By combining these assistance exercises with the incline bench press, you'll create a powerful synergy that can lead to significant improvements in your overall powerlifting performance.
Unlocking the full potential of the incline bench press requires employing a variety of progression strategies to keep your training fresh and challenging.
Some effective methods include increasing the weight, adding more sets and reps, or adjusting the bench angle to target different muscle fibres.
Moreover, consider incorporating advanced techniques like pause reps, where you hold the bar momentarily at the bottom of the movement, or partial reps, which involve working through a limited range of motion.
Regularly implementing these progression strategies allows you to continually challenge your muscles, resulting in greater strength gains and improved powerlifting performance.
The Impact of the Incline Bench Press on Your Powerlifting Total
The incline bench press can be a real game-changer when integrated into your powerlifting routine.
With its focus on the upper chest, shoulders, and triceps, it can contribute to a stronger bench press, ultimately boosting your powerlifting total.
But that's not all – the increased shoulder stability and overall balance of strength developed through the incline bench press will also have a positive ripple effect on your other powerlifting movements, such as the squat and deadlift.
Embracing the incline bench press and making it a staple in your training, you're setting yourself up for success and paving the way for remarkable improvements in your overall powerlifting performance.
The incline bench press is an invaluable exercise that can significantly elevate your powerlifting performance.
By targeting the upper chest, shoulders, and triceps, it contributes to a more balanced and powerful physique, which translates into improved results in the three major powerlifting movements – the bench press, squat, and deadlift.
To fully harness the potential of the incline bench press, focus on proper technique, integrate it into your training routine alongside assistance exercises, and employ a variety of progression strategies.
By doing so, you'll not only enhance your powerlifting game but also achieve a well-rounded and impressive physique.
Embrace the incline bench press and unlock your true powerlifting potential.
Is the incline bench press better than the flat bench press?
The incline bench press is not inherently better than the flat bench press; both exercises have their benefits.

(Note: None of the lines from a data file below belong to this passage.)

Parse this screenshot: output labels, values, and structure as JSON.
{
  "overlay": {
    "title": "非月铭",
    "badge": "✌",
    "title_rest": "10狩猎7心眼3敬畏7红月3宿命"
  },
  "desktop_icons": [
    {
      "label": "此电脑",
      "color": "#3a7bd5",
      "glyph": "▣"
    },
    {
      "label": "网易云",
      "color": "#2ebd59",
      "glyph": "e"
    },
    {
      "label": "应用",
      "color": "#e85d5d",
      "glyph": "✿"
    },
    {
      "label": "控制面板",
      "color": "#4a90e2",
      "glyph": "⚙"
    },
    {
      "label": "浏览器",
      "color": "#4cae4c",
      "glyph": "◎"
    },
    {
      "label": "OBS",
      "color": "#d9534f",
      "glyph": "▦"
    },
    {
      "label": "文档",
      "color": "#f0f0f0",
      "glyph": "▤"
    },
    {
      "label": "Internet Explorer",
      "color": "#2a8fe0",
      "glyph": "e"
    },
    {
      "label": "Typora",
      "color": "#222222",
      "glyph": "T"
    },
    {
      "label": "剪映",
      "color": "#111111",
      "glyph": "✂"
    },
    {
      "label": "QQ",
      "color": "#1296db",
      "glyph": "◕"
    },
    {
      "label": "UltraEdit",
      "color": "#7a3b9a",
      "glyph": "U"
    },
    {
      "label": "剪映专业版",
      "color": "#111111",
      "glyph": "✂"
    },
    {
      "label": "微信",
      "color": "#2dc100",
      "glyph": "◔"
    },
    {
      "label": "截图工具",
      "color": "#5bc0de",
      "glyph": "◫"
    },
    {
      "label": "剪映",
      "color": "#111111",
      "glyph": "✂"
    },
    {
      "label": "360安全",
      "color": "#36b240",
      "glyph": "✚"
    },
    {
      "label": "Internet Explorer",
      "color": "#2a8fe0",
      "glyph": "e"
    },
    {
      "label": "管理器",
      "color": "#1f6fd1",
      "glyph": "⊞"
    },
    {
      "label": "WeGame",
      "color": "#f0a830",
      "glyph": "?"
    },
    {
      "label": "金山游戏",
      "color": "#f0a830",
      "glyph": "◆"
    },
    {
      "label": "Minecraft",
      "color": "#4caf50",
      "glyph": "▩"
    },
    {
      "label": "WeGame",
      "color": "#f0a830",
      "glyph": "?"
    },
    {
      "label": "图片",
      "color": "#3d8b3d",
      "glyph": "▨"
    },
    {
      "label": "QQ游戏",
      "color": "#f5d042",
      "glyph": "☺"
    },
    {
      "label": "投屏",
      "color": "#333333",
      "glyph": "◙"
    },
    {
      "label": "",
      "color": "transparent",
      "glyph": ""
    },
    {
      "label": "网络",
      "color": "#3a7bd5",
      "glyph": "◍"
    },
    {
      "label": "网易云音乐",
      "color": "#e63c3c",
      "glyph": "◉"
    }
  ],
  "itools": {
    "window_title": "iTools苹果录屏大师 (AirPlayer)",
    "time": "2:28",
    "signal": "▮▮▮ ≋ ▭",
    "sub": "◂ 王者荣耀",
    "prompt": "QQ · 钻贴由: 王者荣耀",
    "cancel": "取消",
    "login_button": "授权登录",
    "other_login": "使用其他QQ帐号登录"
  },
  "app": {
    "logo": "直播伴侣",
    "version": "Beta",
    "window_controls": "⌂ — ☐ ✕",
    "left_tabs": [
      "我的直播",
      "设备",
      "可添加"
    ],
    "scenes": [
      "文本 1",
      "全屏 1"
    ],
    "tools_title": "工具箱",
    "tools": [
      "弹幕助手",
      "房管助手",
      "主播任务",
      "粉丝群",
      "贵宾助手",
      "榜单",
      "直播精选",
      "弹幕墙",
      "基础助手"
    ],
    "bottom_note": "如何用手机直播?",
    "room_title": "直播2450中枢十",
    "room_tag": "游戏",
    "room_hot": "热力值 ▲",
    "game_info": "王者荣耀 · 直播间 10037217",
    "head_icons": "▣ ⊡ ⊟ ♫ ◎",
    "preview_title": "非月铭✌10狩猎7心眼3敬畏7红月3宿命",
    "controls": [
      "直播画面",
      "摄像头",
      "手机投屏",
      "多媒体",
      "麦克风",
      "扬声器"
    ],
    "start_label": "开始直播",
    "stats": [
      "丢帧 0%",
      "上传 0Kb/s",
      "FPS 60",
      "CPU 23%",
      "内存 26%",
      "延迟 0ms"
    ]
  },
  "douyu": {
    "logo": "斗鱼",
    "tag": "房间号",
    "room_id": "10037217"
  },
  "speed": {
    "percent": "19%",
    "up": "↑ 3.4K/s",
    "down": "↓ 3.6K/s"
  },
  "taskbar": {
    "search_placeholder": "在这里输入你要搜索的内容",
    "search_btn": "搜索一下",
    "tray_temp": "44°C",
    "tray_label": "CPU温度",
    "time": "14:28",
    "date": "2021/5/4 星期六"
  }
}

The incline bench press targets the upper chest and front deltoids more effectively, while the flat bench press focuses more on the middle chest. Incorporating both movements into your training routine will result in balanced and powerful chest development.
How often should I perform the incline bench press?
The frequency of incline bench press training will depend on your overall program and goals. Generally, incorporating the incline bench press once or twice a week as part of your chest or pressing workouts is a good starting point.
Can I replace the flat bench press with the incline bench press in my powerlifting routine?
While you can prioritise the incline bench press in your training, it is essential to continue practising the flat bench press, as it is a competition lift in powerlifting. Use the incline bench press as an accessory movement to complement your flat bench press training.
Can I use dumbbells instead of a barbell for the incline bench press?
Yes, you can perform the incline bench press with dumbbells. Dumbbell incline bench presses allow for a greater range of motion and can help address strength imbalances between the left and right sides of the body.
Is it okay to use a Smith machine for the incline bench press?
While a Smith machine can be used for the incline bench press, it is generally not recommended. The fixed bar path may limit your natural movement and potentially increase the risk of injury. Free weights are preferable, as they allow for a more natural range of motion and engage stabilising muscles.